**Task description:**
A bare number is the only acceptable answer: how many lines of these entries include "rules"?
Material provided Start Marker
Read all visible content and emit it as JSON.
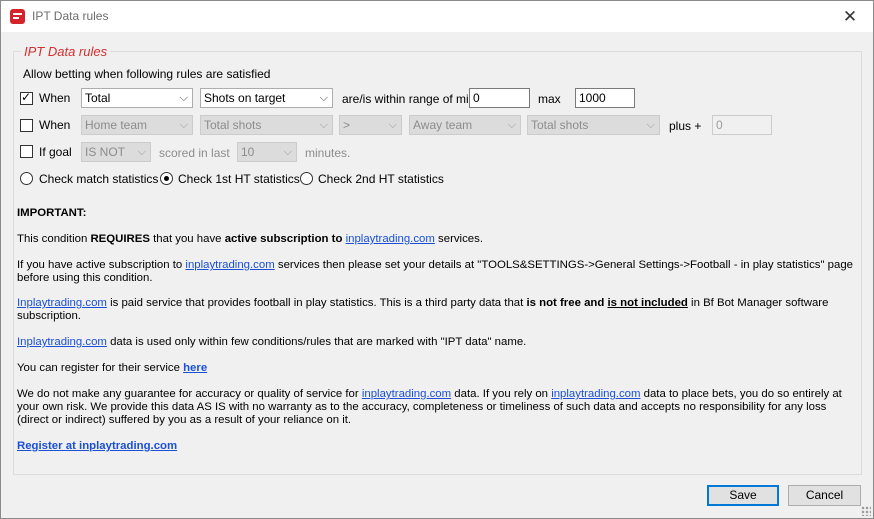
{
  "window": {
    "title": "IPT Data rules",
    "close_glyph": "✕"
  },
  "group": {
    "title": "IPT Data rules"
  },
  "intro": "Allow betting when following rules are satisfied",
  "row1": {
    "checked": true,
    "label": "When",
    "select1": "Total",
    "select2": "Shots on target",
    "range_label": "are/is within range of min",
    "min_value": "0",
    "max_label": "max",
    "max_value": "1000"
  },
  "row2": {
    "checked": false,
    "label": "When",
    "select1": "Home team",
    "select2": "Total shots",
    "select3": ">",
    "select4": "Away team",
    "select5": "Total shots",
    "plus_label": "plus +",
    "plus_value": "0"
  },
  "row3": {
    "checked": false,
    "label": "If goal",
    "select1": "IS NOT",
    "scored_label": "scored in last",
    "select2": "10",
    "minutes_label": "minutes."
  },
  "radios": {
    "opt1": "Check match statistics",
    "opt2": "Check 1st HT statistics",
    "opt3": "Check 2nd HT statistics",
    "selected": "opt2"
  },
  "info": {
    "important": "IMPORTANT:",
    "p1_a": "This condition ",
    "p1_b": "REQUIRES",
    "p1_c": " that you have ",
    "p1_d": "active subscription to",
    "p1_e": " ",
    "p1_link": "inplaytrading.com",
    "p1_f": " services.",
    "p2_a": "If you have active subscription to ",
    "p2_link": "inplaytrading.com",
    "p2_b": " services then please set your details at \"TOOLS&SETTINGS->General Settings->Football - in play statistics\" page before using this condition.",
    "p3_link": "Inplaytrading.com",
    "p3_a": " is paid service that provides football in play statistics. This is a third party data that ",
    "p3_b": "is not free and",
    "p3_c": " ",
    "p3_d": "is not included",
    "p3_e": " in Bf Bot Manager software subscription.",
    "p4_link": "Inplaytrading.com",
    "p4_a": " data is used only within few conditions/rules  that are marked with \"IPT data\" name.",
    "p5_a": "You can register for their service ",
    "p5_link": "here",
    "p6_a": "We do not make any guarantee for accuracy or quality of service for ",
    "p6_link1": "inplaytrading.com",
    "p6_b": " data. If you rely on ",
    "p6_link2": "inplaytrading.com",
    "p6_c": " data to place bets, you do so entirely at your own risk. We provide this data AS IS with no warranty as to the accuracy, completeness or timeliness of such data and accepts no responsibility for any loss (direct or indirect) suffered by you as a result of your reliance on it.",
    "register_link": "Register at inplaytrading.com"
  },
  "buttons": {
    "save": "Save",
    "cancel": "Cancel"
  },
  "colors": {
    "group_title": "#d32f2f",
    "link": "#1a4fd6",
    "default_button_border": "#0078d7"
  },
  "icons": {
    "app": "app-logo-icon",
    "close": "close-icon",
    "dropdown": "chevron-down-icon"
  }
}
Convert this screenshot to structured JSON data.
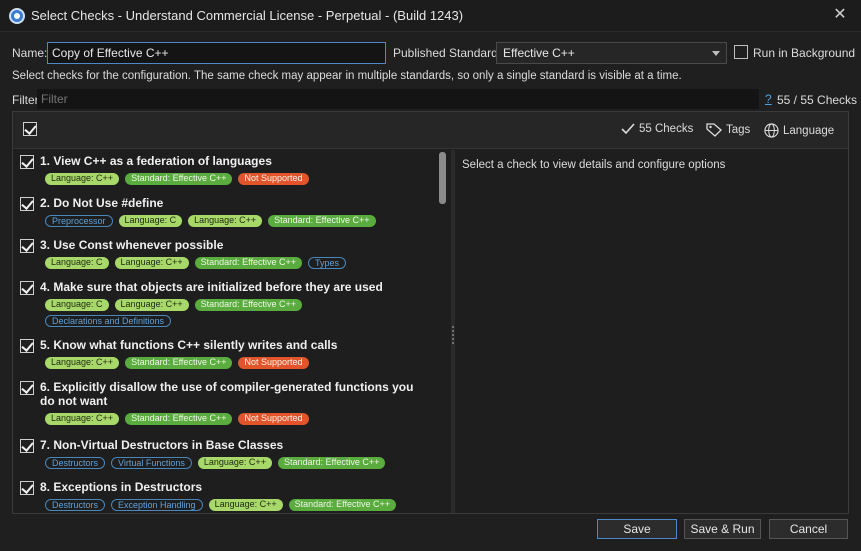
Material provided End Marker
**Answer section:**
4